The bank closed Friday at 5 p.m. and has not reopened. The bank announced the closure in an alert to the public Tuesday afternoon, asking customers to use other branches.
KeyBank spokeswoman Laura Suter said the bank was alerted to safety concerns by the building’s owner. She declined to say what the concerns were, just that the safety of employees and customers come first. She also declined to say whether KeyBank would ever return to the building.
“We have not taken any steps to determine that yet,” she said.
On Wednesday, a few employees remained in the bank working, though its doors were locked. Construction on the upper floors was ongoing, and the rest of the first-floor space was in a state of renovation.
The building, owned by United Management Group LLC, sustained significant damage in the November quake. A stairwell on the north side of the building was damaged to the extent that it no longer provided a second exit for all but the ground floor of the nine-story building, said Don Hickel, the city of Anchorage’s lead structural inspector.

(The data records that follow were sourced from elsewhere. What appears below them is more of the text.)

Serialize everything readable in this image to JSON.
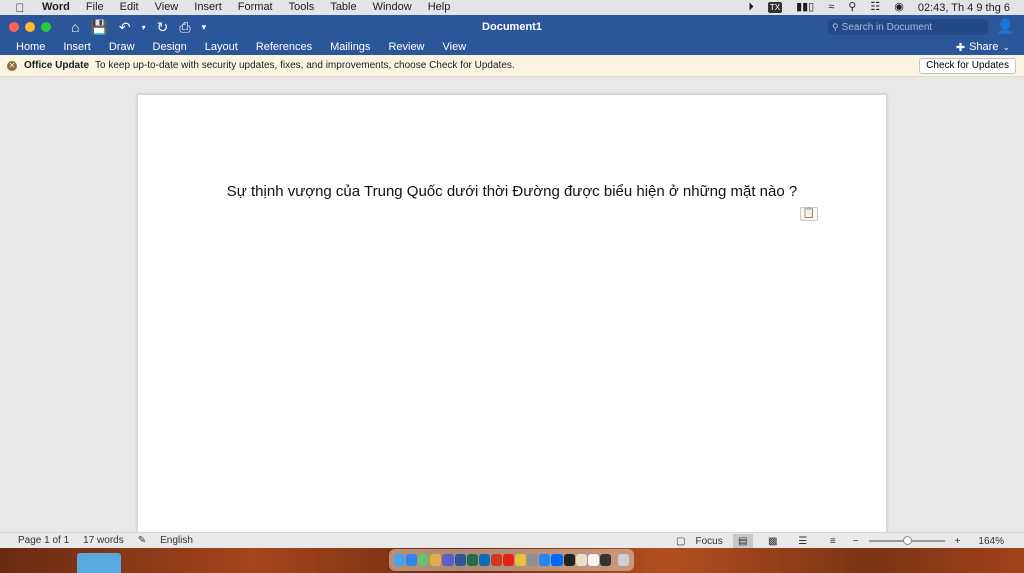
{
  "menubar": {
    "app_name": "Word",
    "items": [
      "File",
      "Edit",
      "View",
      "Insert",
      "Format",
      "Tools",
      "Table",
      "Window",
      "Help"
    ],
    "status_icons": [
      "play-icon",
      "input-source-icon",
      "battery-icon",
      "wifi-icon",
      "search-icon",
      "control-center-icon",
      "siri-icon"
    ],
    "clock": "02:43, Th 4 9 thg 6"
  },
  "titlebar": {
    "document_title": "Document1",
    "search_placeholder": "Search in Document"
  },
  "ribbon": {
    "tabs": [
      "Home",
      "Insert",
      "Draw",
      "Design",
      "Layout",
      "References",
      "Mailings",
      "Review",
      "View"
    ],
    "share_label": "Share"
  },
  "update_bar": {
    "title": "Office Update",
    "message": "To keep up-to-date with security updates, fixes, and improvements, choose Check for Updates.",
    "button": "Check for Updates"
  },
  "document": {
    "text": "Sự thịnh vượng của Trung Quốc dưới thời Đường được biểu hiện ở những mặt nào ?"
  },
  "statusbar": {
    "page": "Page 1 of 1",
    "words": "17 words",
    "language": "English",
    "focus": "Focus",
    "zoom": "164%",
    "zoom_fraction": 0.5
  },
  "colors": {
    "word_blue": "#2b579a",
    "update_bar_bg": "#fbf4e2",
    "page_bg": "#ffffff"
  }
}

United Management did not return multiple requests for comment.
Hickel said United Management sent him an email Tuesday informing him that KeyBank, the last remaining tenant, had moved out. Hickel said that makes the building the only commercial property in Anchorage that is fully vacant due to damage from the November earthquake.
More than 750 buildings in Anchorage sustained damage from the earthquake, and several were temporarily vacant. One of the more notable ones was 14-story Westmark hotel at 720 W. Fifth Ave., but business at the hotel has since commenced. Hickel said there are still a handful of buildings where damage has caused them to remain partially closed.
Hickel said engineers reviewing the damage noted the destruction of the staircase. On Jan. 22, the city gave tenants on the second through ninth floors 30 days notice to vacate, and they have been vacant since February.
“Right now in the city’s eyes, KeyBank can legally operate in the space,” Hickel said.
Hickel said United Management has not told the city about the safety concerns relayed to KeyBank.
United Management was approved for a permit to renovate bathrooms in the second through ninth floors in December, and in August pulled a permit to modernize two elevators. It applied for a permit to reconstruct the north stairwell on July 31, but that process has been slowed due to other renovations.
Hickel said the building owners are going to be doing exterior work as well, which will change the seismic load. The city can’t approve a permit for the stairwell until it has all the information on the other renovations, which it expects to get from building owners in November.